Patrick Judge, who joined Demon Hunter as the lead guitarist back in 2008, was finally given a chance to contribute as a primary songwriter, and he made the best of it, contributing five songs to the record. If you’re a longtime fan of the band, you can tell the difference in songs like “Cold Blood”, “Cold Winter Sun”, and the single “Died In My Sleep”, where the guitar is among the most technical work in their entire catalog.

The songwriting has also taken a more personal approach for the band, as well. While Demon Hunter has always been known for their uncompromising Christian faith, the band has also grown, welcoming five children into the fold between “Extremist” and this album. The songs “One Step Behind” and “The End” are examples of how parenthood has made an impact on the band and their families. Whereas the former was written as a message from a father to his daughter (Ryan’s daughter, Ryan), the latter speaks of the struggle of being a first-time parent and always being concerned over the smallest thing.

The band also recorded their longest song to date, “Slight the Odds,” which, according to Ryan, they didn’t know whether it would be the closing track on the album until the end.
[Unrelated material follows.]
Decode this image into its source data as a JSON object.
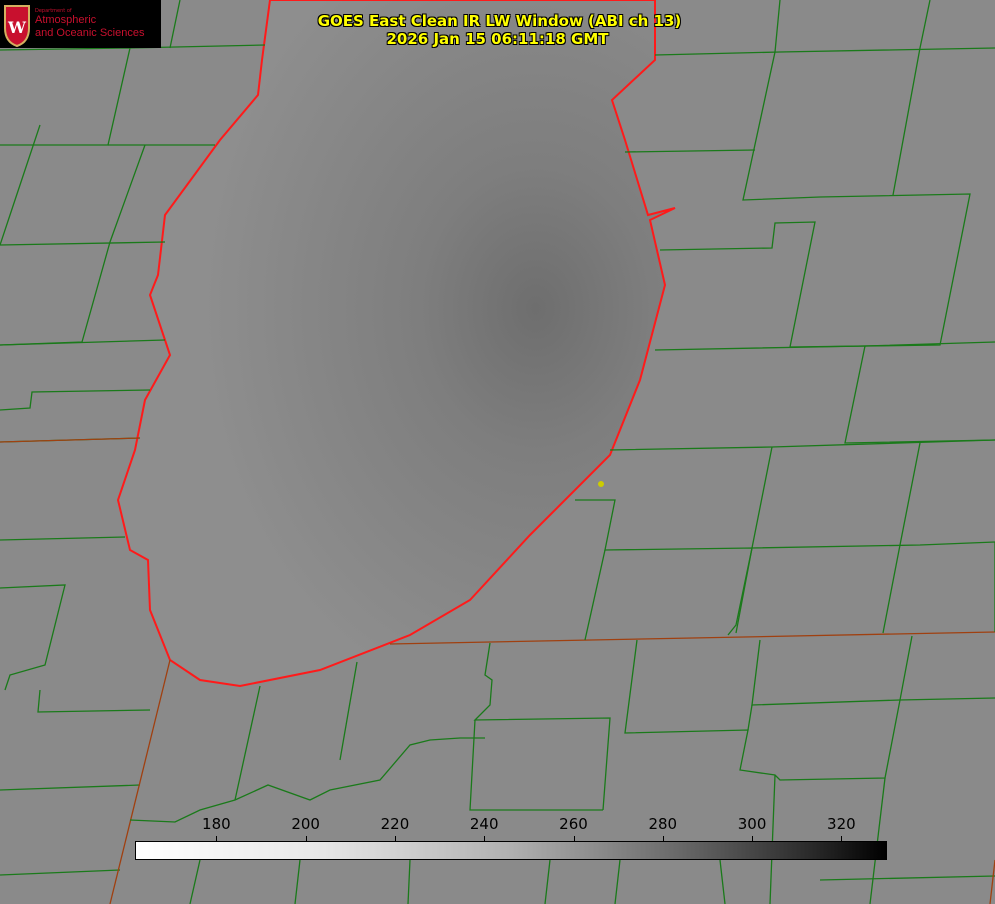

The song, which talks about how the odds are stacked against those who manage to keep their faith strong, is a perfect ending to what is otherwise a cathartic release.

Overall, “Outlive” is Demon Hunter’s most personal and strongest album to date. With no shortage of inspiration for the album, the band stuck true to their roots while enhancing their message of hope and faith. If you are a new listener to Demon Hunter and this is the first album you have heard, then welcome. If you’re a longtime follower, then you will be pleased with the growth that this record shows.

Tracks to listen to: Cold Winter Sun, Died In My Sleep, One Step Behind, Slight the Odds